Any of the parts or features of the protective garment described herein can further comprise a lining fabric. In the garment, the lining fabric is preferably positioned between the wearer and any outer protective fabric. The lining can be any suitable fabric comfortable to the skin, but especially useful are woven or nonwoven fabrics. Preferably the lining is a spunlaced or spunbonded nonwoven fabric comprising fibers or filaments made from a synthetic polymer.

The protective garment preferably comprises a protective apparel fabric. The term "protective apparel fabric" is meant to include a wide variety of protective garment fabrics, barrier fabrics, laminates, and films. The term "protective apparel fabric" also includes nonwoven and/or woven fabrics and laminates of such materials with films or multilayer films. In some

embodiments, the protective fabric comprises a chemically-resistant outer layer. In some preferred embodiments the protective apparel fabric, and therefore the apparel material, is a multilayer-film-and-nonwoven laminate. In some embodiments the apparel material is a nonwoven that resists

penetration by liquids and/or particulates, such as a nonwoven like Tyvek® spunbonded polyethylene. One preferred protective apparel fabric is DuPont Tychem® C fabrics, which features a coated Tyvek® fabric. These fabrics provide barrier protection against a wide range of inorganic chemical and biological hazards, yet are lightweight and comfortable. Other useful fabrics are DuPont Tychem® F fabrics, which feature a film-laminated Tyvek® fabric. In addition, other useful protective apparel fabrics that protect against a wide variety of threats can be used, and include but are not limited to those generally disclosed in U.S. Patent Nos. 5,626,947 (Hauer et al.); 4,855, 178 (Langley); 4,272,851 (Goldstein); 4,772,510 (McClure); 5,035,941

(Blackburn); 4,214,321 (Nuwayser); 4,920,575 (Bartasis); 5, 162, 148 (Boye); and 4,833,010 (Langley).
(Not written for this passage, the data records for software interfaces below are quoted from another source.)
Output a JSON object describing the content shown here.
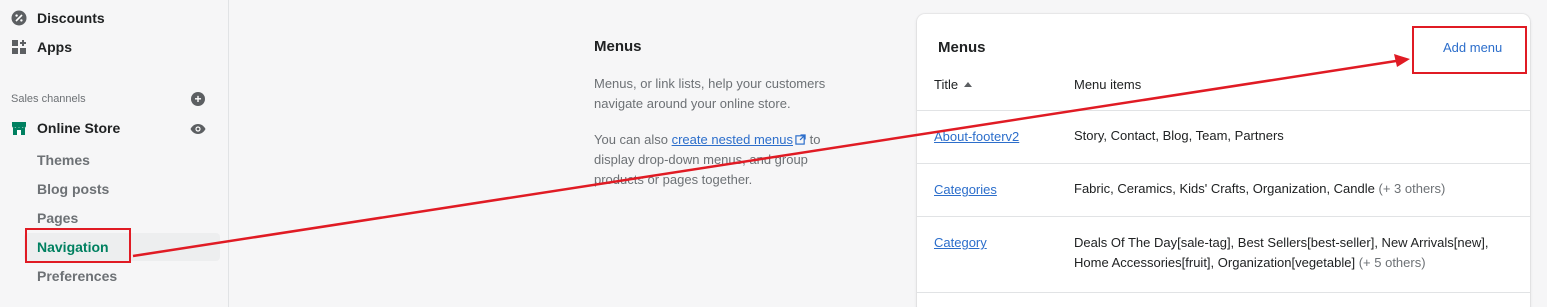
{
  "sidebar": {
    "top_items": [
      {
        "label": "Discounts",
        "icon": "discounts-icon"
      },
      {
        "label": "Apps",
        "icon": "apps-icon"
      }
    ],
    "section_title": "Sales channels",
    "channel": {
      "label": "Online Store",
      "icon": "store-icon"
    },
    "sub_items": [
      {
        "label": "Themes"
      },
      {
        "label": "Blog posts"
      },
      {
        "label": "Pages"
      },
      {
        "label": "Navigation",
        "active": true
      },
      {
        "label": "Preferences"
      }
    ]
  },
  "description": {
    "heading": "Menus",
    "para1": "Menus, or link lists, help your customers navigate around your online store.",
    "para2_prefix": "You can also ",
    "para2_link": "create nested menus",
    "para2_suffix": " to display drop-down menus, and group products or pages together."
  },
  "card": {
    "title": "Menus",
    "add_button": "Add menu",
    "columns": {
      "title": "Title",
      "items": "Menu items"
    },
    "rows": [
      {
        "title": "About-footerv2",
        "items": "Story, Contact, Blog, Team, Partners",
        "more": ""
      },
      {
        "title": "Categories",
        "items": "Fabric, Ceramics, Kids' Crafts, Organization, Candle",
        "more": "(+ 3 others)"
      },
      {
        "title": "Category",
        "items": "Deals Of The Day[sale-tag], Best Sellers[best-seller], New Arrivals[new], Home Accessories[fruit], Organization[vegetable]",
        "more": "(+ 5 others)"
      }
    ]
  },
  "colors": {
    "accent_green": "#008060",
    "link_blue": "#2c6ecb",
    "annotation_red": "#e01b24"
  }
}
It is believed the garment features described herein can be applied as part of a Level A, B, C or D protective garment. Level A garments are used in situations that require the highest level of skin, respiratory, and eye protection, and are generally totally encapsulating vapor protective garments. Level B garments are used in situations that require the highest level of respiratory protection but a lesser level of skin protection is needed. Level C garments are used in situations where atmospheric contaminants, liquid splashes, and other direct contact will not adversely affect or be absorbed by any exposed skin. Level D garments are used in situations where contamination is only a nuisance. There may be some instances where combinations of protective apparel rated for A, B, C, or D level may be used together. In some

embodiments the garment is part of an encapsulating chemical-resistant suit, in some embodiments it is part of coveralls, or part of any type of shirt or coat or pants or combination garment.

The inventive protective garment features described herein are believed to help ensure the garment itself does not increase the risk of injuries to the wearer in the case of a fall. These features allow the safety harness equipment to move mostly unrestricted underneath the coverall. This is believed to reduce the potential for undue tension to the body from the protective garment at the moment of impact; that is, the moment the safety equipment stops the fall.